● **ACTIVITY**: If a record contains a picture, leave the picture out and copy everything else exactly.

● **EXTRACTED DATA**:
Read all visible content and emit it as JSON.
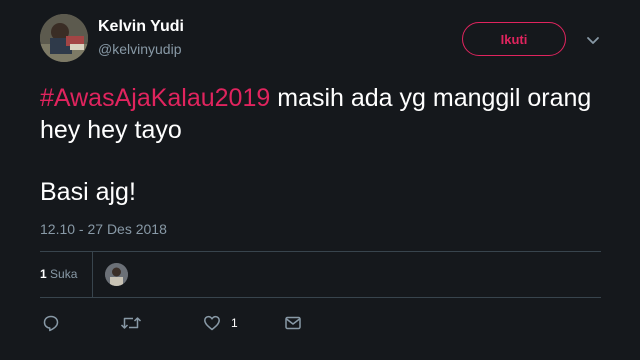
{
  "author": {
    "name": "Kelvin Yudi",
    "handle": "@kelvinyudip"
  },
  "follow_button": {
    "label": "Ikuti"
  },
  "tweet": {
    "hashtag": "#AwasAjaKalau2019",
    "line1_rest": " masih ada yg manggil orang hey hey tayo",
    "line2": "Basi ajg!"
  },
  "timestamp": "12.10 - 27 Des 2018",
  "likes": {
    "count": "1",
    "label": "Suka"
  },
  "actions": {
    "like_count": "1"
  },
  "colors": {
    "background": "#15181c",
    "accent": "#e0245e",
    "secondary_text": "#8899a6",
    "divider": "#38444d"
  },
  "icons": [
    "avatar",
    "chevron-down-icon",
    "reply-icon",
    "retweet-icon",
    "heart-icon",
    "mail-icon"
  ]
}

● **ANSWER BOX**:
Read all visible content and emit it as JSON.
{
  "author": {
    "name": "Kelvin Yudi",
    "handle": "@kelvinyudip"
  },
  "follow_button": {
    "label": "Ikuti"
  },
  "tweet": {
    "hashtag": "#AwasAjaKalau2019",
    "line1_rest": " masih ada yg manggil orang hey hey tayo",
    "line2": "Basi ajg!"
  },
  "timestamp": "12.10 - 27 Des 2018",
  "likes": {
    "count": "1",
    "label": "Suka"
  },
  "actions": {
    "like_count": "1"
  },
  "colors": {
    "background": "#15181c",
    "accent": "#e0245e",
    "secondary_text": "#8899a6",
    "divider": "#38444d"
  },
  "icons": [
    "avatar",
    "chevron-down-icon",
    "reply-icon",
    "retweet-icon",
    "heart-icon",
    "mail-icon"
  ]
}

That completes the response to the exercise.